Hillsboro firefighters located the source of the smoke in an overheated fan motor in the building’s heating system.
“There were no students in any danger at any time,” said Kirby Fadenrecht, vice president for business and finance.
In addition to the bookstore, the cafeteria, gymnasium and athletic offices are located in the Student Center.
According to Hillsboro Fire Chief Ben Steketee, everyone had been safely evacuated from the building by Tabor staff and Hillsboro police before the first firefighters arrived.
“We went in with a thermal imaging camera and did an interior search but didn’t really find anything,” Steketee said. “The interior team called for more firefighters to help search, and they’ve got it locked down to a fan motor that’s overheated.”
Tabor maintenance personnel helped firefighters locate the source of the smoke.
“Apparently, the motor burned out,” Fadenrecht said. “The thermal camera located a 250-degree hot spot in the fan unit, and when the unit was opened, the fire department determined it was the motor.
“The motor was old and it runs during heating season 24 hours a day, so no surprise given the age of the building. There probably was never any significant danger to the building, but we’re thankful the situation occurred this morning rather than during the weekend.
After smoke was cleared from the building and the power was turned back on, students, faculty and staff were able to eat lunch in the cafeteria.
Fadenrecht said the smoke had seeped into clothing on sale at the bookstore.
“Watch for the ‘fire sale’ coming soon of bookstore clothing—no joke, unfortunately,” he said.
Barn destroyed by Sunday fire
The Hillsboro Fire Department responded to three fire calls over the weekend.
The most serious occurred Sunday afternoon and resulted in the destruction of a barn at the rural residence of Deran and Sharon Siebert along 190th, 41⁄2 miles east of Hillsboro.
Fire Chief Ben Steketee said the location of the residence is actually in the Marion district, but the Marion fire chief asked the Hillsboro department to respond as well because it was closer.
Steketee said he was the first firefighter to arrive on the scene at about 3 p.m., and found the barn “full involved” with two propane tanks in close proximity.
Hillsboro Brush Truck No. 4 arrived next, with water being shuttled to the location by the Hillsboro and Marion departments.
Steketee said the fire started when the owner attempted to burn away some dead grass near the barn and lost control of the flames.
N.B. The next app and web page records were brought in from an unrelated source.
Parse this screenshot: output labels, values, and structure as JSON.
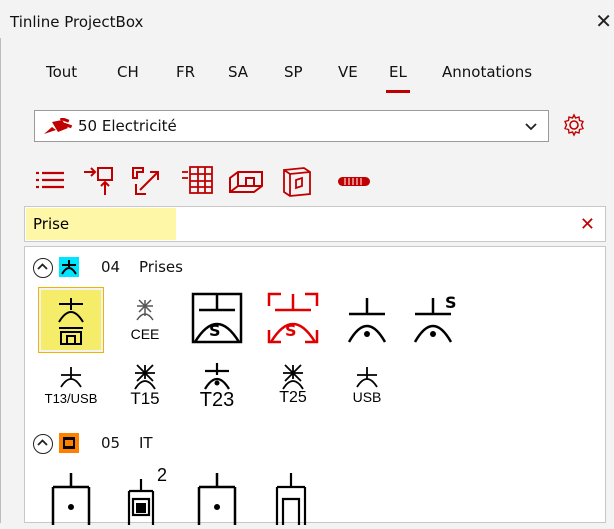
{
  "window": {
    "title": "Tinline ProjectBox",
    "close_glyph": "✕"
  },
  "tabs": [
    {
      "label": "Tout",
      "active": false
    },
    {
      "label": "CH",
      "active": false
    },
    {
      "label": "FR",
      "active": false
    },
    {
      "label": "SA",
      "active": false
    },
    {
      "label": "SP",
      "active": false
    },
    {
      "label": "VE",
      "active": false
    },
    {
      "label": "EL",
      "active": true
    },
    {
      "label": "Annotations",
      "active": false
    }
  ],
  "category": {
    "selected": "50 Electricité",
    "icon": "plug-icon"
  },
  "toolbar": [
    "list-icon",
    "insert-icon",
    "scale-arrows-icon",
    "grid-icon",
    "cabinet-icon",
    "box-icon",
    "cable-icon"
  ],
  "search": {
    "value": "Prise",
    "clear_glyph": "✕"
  },
  "groups": [
    {
      "number": "04",
      "name": "Prises",
      "icon_color": "#00e5ff",
      "items": [
        {
          "name": "prise-icon",
          "label": "",
          "selected": true
        },
        {
          "name": "cee-icon",
          "label": "CEE"
        },
        {
          "name": "socket-s-icon",
          "label": ""
        },
        {
          "name": "socket-s-red-icon",
          "label": ""
        },
        {
          "name": "socket-dot-icon",
          "label": ""
        },
        {
          "name": "socket-s-dot-icon",
          "label": ""
        },
        {
          "name": "t13-usb-icon",
          "label": "T13/USB"
        },
        {
          "name": "t15-icon",
          "label": "T15"
        },
        {
          "name": "t23-icon",
          "label": "T23"
        },
        {
          "name": "t25-icon",
          "label": "T25"
        },
        {
          "name": "usb-icon",
          "label": "USB"
        }
      ]
    },
    {
      "number": "05",
      "name": "IT",
      "icon_color": "#ff7f00",
      "items": [
        {
          "name": "it-socket-icon",
          "label": ""
        },
        {
          "name": "it-socket-2-icon",
          "label": "2"
        },
        {
          "name": "it-socket-dot-icon",
          "label": ""
        },
        {
          "name": "it-socket-frame-icon",
          "label": ""
        }
      ]
    }
  ],
  "colors": {
    "accent": "#c00000",
    "highlight": "#fff7a8",
    "selected": "#f5ed6a"
  }
}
The barn was used mostly for storage, he added, with family memorabilia being the major content loss.
On Saturday evening, the department responded to two roadside grass fires, one along Limestone just north of 230th, and the other, 30 minutes later, between Jade and Indigo on 260th.
Steketee said the similarities of the two incidents, plus the short time between them, prompted him to suspect arson, which he reported to the sheriff’s office. But Steketee said he did not find any evidence of an ignition device when he returned to the scenes Monday.
“There’s really nothing to go on other than our suspicion,” Steketee said. “I don’t think it will go much further than that.”